Norm Jackson dragged his canoe across the railroad tracks Monday evening and slipped it into the still waters upstream of Gold Ray Dam for one last visit to a piece of the Rogue River that's about to become history.
With his wife, Linda, in front, Jackson paddled across the upstream face of the 106-year-old dam and up Kelly Slough for what became the final trek through a canoe trail Jackson has traversed for five decades.
"Over the years, I've seen a lot of wildlife and hunted back there," says Jackson, 54, of Medford. "I even have a shotgun at the bottom of the slough from a duck-hunting accident there.
"It's a beautiful place with a lot of memories," he says.
Like that old shotgun, Jackson's canoe access is gone forever.
The traditional access to Kelly Slough has disappeared now that work has begun this week to remove the aged dam and return the Rogue to 157 miles of free-flowing river for the first time since the Ray brothers dammed the river here in 1904.
State marine officials closed boating access to within 1,000 feet upstream of the dam beginning Tuesday morning, just hours before construction crews began building the first temporary coffer dam needed to dismantle the last of three Rogue dams to disappear in the past three years.
That new boating closure includes the historic canoe access just upstream of the dam's southern end off Gold Ray Road near Gold Hill.
So, when Jackson dragged his fiberglass canoe back across the railroad tracks at dusk — as two others carried their inflatable kayaks — he became the last canoeist to follow that paddle trail that dates back well before World War II.
"The access to paddle across the river and go up there, I'm assuming, will be gone forever," Jackson says. "So, if (Monday) night really was the last night, then we were it."
Next to be gone will be most of Kelly Slough, which largely will drain when the dam disappears under a $5.6 million project to remove the decommissioned hydropower dam and adjacent powerhouse owned by Jackson County since 1972.
The National Marine Fisheries Service signed off on the project Monday, saying removal of the 30-foot-tall structure will cause no significant negative impact to the Rogue and its habitat.
That opened the door for this week's preparation for eventual restoration of the Rogue to its original channel, which is scheduled for later this summer.
With the dam gone, most of the slough will either dry up or fill with moving water during most of the year.
For decades, boaters like Jackson drove to the dam's south edge, launched their canoes near the railroad tracks and paddled across the impoundment to work their way upstream through the slough.
Since he was first introduced to the slough by his uncle in the late 1970s, Jackson says he's been drawn in by the blue herons, the occasional bobcat and muskrat, as well as the seasonal blackberries and mass robin roosting sites.
"There's a ton of wildlife that live around here that you don't see anywhere else," Jackson says. "It reminds me of what I think the Florida Everglades are — without the alligators."
But unknown to most visitors, Kelly Slough was a slowly dying backwater.
For years, overgrowth of nonnative Himalayan blackberries have choked off much of the slough's banks and the bed has largely silted in, says Scott Wright, from Corvallis-based River Design Group, which conducted the environmental assessments that led to Monday's NMFS decision.
A Grants Pass native who grew up frog-gigging in Kelly Slough, Wright says the backwaters are running their course and eventually will fill in with silt and encroaching vegetation.
"People think that leaving this dam in will keep Kelly Slough here forever, but that's just not the case," Wright says.
After dam-removal, Wright says, canoers may find new access spots on the Rogue's north banks.
But they'll no longer follow Jackson's path from south-side access because the ensuing rapid will not be suitable for canoes.
That made Monday's adventure historic.

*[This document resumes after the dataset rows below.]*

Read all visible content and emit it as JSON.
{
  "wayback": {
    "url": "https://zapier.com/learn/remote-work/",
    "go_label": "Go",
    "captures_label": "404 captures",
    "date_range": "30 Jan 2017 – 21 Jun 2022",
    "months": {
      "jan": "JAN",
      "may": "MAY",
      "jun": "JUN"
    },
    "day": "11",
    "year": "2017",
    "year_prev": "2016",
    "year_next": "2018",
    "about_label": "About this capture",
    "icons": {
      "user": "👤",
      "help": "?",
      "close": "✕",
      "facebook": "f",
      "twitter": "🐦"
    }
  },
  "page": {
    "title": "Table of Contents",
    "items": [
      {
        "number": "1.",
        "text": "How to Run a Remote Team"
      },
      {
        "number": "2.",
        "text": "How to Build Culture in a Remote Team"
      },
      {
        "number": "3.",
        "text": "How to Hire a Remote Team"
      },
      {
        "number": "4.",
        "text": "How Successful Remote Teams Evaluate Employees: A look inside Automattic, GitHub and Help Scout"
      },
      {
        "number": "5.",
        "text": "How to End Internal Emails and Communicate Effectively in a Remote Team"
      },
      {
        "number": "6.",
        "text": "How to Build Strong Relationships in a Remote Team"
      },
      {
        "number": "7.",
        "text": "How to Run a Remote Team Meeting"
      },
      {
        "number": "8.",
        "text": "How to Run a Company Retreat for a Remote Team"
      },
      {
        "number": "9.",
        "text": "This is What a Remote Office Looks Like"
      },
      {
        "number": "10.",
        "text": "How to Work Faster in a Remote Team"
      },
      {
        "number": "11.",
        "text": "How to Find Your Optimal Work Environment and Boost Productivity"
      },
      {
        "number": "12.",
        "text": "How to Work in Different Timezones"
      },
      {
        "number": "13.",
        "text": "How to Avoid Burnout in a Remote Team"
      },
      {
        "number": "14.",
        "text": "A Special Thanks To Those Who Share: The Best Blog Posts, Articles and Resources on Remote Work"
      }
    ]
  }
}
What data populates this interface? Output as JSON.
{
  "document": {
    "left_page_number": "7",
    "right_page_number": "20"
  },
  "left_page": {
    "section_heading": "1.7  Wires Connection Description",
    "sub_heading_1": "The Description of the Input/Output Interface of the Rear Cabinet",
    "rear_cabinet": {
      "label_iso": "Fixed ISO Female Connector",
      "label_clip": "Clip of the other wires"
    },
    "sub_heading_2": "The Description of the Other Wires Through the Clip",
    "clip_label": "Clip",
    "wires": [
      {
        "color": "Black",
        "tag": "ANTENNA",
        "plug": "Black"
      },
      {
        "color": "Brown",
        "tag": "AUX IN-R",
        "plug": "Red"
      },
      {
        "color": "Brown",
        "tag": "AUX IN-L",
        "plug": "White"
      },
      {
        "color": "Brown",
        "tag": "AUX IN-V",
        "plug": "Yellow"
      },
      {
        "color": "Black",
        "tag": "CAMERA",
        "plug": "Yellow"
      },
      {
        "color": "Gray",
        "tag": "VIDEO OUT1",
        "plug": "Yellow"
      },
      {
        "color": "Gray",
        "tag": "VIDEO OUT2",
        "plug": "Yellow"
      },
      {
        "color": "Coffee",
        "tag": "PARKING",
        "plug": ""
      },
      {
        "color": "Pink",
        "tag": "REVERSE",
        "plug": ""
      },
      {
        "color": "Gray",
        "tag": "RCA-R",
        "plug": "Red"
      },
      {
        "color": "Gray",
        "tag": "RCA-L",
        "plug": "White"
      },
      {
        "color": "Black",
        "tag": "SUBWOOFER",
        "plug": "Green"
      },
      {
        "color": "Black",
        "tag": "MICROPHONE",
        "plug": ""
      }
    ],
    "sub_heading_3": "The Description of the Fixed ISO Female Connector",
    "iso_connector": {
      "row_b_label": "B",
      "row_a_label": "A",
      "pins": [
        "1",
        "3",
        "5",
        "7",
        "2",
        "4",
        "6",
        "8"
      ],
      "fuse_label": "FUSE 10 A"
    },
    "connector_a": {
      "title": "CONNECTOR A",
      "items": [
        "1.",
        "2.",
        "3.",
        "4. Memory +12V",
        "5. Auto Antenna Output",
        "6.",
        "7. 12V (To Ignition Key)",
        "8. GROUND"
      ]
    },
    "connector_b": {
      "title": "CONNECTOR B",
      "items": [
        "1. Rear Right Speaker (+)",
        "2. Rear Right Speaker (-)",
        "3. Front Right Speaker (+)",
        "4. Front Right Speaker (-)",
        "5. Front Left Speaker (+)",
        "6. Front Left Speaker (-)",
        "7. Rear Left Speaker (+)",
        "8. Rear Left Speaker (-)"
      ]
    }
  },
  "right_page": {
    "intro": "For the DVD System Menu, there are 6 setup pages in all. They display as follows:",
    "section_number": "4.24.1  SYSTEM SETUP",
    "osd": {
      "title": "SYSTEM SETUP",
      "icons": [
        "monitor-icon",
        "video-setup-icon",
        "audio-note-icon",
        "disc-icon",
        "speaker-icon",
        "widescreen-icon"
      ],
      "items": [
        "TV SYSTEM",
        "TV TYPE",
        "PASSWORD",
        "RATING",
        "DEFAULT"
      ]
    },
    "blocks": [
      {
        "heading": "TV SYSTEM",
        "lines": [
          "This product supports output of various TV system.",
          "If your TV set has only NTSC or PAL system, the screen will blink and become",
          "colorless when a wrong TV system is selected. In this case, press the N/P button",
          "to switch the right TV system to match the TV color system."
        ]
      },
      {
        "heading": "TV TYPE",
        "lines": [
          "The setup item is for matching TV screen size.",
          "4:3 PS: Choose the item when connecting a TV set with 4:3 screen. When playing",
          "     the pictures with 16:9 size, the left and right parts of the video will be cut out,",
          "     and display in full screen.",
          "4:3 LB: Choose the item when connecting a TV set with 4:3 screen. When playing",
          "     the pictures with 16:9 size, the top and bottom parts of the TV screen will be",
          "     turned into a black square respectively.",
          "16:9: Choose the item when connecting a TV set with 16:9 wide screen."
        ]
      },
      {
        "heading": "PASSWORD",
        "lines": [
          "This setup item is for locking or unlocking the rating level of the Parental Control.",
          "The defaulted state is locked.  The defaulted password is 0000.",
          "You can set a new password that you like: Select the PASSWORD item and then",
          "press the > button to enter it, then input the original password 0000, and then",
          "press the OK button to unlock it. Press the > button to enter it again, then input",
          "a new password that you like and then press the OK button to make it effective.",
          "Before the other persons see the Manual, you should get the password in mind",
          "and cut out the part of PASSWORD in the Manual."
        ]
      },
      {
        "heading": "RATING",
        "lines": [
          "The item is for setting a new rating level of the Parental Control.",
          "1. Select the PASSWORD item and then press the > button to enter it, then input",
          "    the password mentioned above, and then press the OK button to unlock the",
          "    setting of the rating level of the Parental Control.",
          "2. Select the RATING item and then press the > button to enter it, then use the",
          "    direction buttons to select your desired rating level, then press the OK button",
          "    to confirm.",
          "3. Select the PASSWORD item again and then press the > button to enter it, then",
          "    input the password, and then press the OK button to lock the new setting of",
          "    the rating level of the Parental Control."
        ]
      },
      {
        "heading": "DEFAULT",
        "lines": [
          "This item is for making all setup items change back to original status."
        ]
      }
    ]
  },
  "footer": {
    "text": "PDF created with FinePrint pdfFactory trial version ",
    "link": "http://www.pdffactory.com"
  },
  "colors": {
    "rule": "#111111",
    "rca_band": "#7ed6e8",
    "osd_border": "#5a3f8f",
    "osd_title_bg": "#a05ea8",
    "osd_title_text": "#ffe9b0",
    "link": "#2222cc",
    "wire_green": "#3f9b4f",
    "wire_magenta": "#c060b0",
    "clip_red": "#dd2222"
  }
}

Unfortunately for Jackson, he didn't remember his camera until he and wife Linda had already dragged the canoe over the railroad tracks.
"No pictures," he says. "Just memories."
Memories like that fated duck-hunting trip of 1978, when he and his uncle Wayne Jackson flipped the canoe and sent the pair overboard and their gear into the silt.
"He lost his eyeglasses," Jackson says. "I never felt bad for his eyeglasses, but I felt bad about losing my shotgun.
"It's a Savage pump, if you find it," Jackson says.
Reach reporter Mark Freeman at 541-776-4470, or e-mail firstname.lastname@example.org.